* WHAT TO WORK ON *
Check every line of the material below for the string "this". State how many lines have it.

(DATASET EXTRACT)

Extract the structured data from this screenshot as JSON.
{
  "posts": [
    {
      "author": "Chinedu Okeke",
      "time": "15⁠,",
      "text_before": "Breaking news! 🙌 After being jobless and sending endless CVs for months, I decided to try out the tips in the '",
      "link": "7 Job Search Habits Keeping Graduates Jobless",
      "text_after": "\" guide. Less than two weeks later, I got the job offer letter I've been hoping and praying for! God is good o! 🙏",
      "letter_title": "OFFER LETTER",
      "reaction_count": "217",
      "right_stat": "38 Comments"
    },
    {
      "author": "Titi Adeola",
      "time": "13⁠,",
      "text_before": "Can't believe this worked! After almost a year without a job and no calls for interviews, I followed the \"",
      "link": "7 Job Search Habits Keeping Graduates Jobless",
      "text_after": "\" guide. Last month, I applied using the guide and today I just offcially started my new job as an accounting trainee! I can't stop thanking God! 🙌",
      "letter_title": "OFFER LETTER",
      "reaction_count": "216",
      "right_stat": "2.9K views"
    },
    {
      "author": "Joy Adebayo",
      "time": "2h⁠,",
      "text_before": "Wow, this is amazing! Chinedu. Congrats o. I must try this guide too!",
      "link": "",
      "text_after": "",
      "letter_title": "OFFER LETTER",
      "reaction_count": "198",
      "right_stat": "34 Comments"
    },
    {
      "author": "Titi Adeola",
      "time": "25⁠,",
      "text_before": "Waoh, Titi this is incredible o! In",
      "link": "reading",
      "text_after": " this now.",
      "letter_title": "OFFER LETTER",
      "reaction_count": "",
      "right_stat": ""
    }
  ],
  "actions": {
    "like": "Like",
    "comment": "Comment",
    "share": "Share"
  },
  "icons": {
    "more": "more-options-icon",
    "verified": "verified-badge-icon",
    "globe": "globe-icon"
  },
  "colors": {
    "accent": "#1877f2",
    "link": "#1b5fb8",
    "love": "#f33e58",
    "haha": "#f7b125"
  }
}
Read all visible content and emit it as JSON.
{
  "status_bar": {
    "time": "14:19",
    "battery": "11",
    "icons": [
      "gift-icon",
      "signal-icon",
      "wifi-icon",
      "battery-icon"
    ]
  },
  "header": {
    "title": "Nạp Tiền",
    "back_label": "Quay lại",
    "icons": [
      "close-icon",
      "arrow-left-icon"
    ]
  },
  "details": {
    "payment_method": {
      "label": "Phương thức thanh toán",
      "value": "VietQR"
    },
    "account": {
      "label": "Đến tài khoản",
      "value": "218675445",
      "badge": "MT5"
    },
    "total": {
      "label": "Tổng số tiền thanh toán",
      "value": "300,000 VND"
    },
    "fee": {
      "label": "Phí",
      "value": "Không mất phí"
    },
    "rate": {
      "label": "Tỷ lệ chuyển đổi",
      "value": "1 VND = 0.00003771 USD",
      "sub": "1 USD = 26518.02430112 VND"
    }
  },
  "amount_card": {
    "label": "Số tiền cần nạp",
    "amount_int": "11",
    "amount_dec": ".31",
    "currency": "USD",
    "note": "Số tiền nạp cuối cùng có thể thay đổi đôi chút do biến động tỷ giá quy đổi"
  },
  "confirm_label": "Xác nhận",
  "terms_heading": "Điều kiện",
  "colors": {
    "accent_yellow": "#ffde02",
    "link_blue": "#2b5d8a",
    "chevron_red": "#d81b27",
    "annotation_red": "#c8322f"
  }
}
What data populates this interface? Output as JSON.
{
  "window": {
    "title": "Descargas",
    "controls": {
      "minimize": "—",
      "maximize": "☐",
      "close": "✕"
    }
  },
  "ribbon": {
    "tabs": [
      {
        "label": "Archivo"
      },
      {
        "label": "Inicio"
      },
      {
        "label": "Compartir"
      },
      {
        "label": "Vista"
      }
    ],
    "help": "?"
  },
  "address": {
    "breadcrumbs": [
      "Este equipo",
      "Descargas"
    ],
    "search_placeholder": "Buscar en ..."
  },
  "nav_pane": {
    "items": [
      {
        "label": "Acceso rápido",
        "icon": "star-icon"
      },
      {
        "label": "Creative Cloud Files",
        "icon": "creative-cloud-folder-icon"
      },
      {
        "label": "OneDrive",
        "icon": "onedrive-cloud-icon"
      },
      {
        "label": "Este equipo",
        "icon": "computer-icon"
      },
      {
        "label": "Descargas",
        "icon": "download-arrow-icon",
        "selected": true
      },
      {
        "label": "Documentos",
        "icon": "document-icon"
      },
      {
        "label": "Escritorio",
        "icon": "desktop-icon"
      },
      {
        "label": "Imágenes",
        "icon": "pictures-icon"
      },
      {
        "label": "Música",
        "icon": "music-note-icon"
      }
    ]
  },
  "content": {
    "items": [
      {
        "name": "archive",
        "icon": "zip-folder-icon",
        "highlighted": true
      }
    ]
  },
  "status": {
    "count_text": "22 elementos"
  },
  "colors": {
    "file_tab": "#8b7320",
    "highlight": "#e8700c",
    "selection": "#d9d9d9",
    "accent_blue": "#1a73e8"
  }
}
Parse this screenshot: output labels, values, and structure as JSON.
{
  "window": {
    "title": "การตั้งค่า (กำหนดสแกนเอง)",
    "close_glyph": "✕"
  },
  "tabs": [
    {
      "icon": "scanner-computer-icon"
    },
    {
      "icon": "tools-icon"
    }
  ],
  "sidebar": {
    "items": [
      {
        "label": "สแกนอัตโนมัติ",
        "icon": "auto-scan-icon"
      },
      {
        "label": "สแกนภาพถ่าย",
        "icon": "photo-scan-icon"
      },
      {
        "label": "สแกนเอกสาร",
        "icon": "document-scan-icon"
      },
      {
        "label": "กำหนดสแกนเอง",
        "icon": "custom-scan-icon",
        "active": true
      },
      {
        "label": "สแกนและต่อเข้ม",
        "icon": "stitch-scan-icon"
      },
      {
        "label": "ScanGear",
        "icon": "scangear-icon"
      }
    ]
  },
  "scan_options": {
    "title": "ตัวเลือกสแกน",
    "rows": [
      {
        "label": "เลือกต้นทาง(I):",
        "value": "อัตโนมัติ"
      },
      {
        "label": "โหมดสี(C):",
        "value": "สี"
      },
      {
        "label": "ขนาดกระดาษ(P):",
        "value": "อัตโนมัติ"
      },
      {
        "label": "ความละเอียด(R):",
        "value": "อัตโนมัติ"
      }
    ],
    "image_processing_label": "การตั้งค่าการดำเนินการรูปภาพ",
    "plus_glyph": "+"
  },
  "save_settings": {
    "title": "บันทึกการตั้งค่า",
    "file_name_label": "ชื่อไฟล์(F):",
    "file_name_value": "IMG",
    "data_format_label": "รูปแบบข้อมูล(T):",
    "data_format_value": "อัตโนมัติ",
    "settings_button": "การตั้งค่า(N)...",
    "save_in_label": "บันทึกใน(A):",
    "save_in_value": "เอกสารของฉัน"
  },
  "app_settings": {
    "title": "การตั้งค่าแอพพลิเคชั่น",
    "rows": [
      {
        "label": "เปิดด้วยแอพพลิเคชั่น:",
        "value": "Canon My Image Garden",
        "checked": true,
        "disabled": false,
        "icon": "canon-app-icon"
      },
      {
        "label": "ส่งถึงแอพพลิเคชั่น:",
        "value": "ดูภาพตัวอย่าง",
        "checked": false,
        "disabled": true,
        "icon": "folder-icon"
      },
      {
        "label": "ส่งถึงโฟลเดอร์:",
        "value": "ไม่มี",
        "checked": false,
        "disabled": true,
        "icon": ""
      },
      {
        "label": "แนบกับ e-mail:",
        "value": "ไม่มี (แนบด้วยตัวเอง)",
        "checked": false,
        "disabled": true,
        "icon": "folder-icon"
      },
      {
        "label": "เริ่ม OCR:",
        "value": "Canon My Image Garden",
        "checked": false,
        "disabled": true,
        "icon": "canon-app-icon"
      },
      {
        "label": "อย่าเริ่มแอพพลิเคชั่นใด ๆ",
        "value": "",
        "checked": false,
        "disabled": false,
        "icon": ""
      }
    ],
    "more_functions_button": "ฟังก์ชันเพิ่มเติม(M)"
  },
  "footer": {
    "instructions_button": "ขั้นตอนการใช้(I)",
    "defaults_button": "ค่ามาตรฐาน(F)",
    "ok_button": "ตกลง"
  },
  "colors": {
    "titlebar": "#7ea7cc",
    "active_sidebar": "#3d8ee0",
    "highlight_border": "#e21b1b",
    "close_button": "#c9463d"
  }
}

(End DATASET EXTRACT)

* RESULT *
7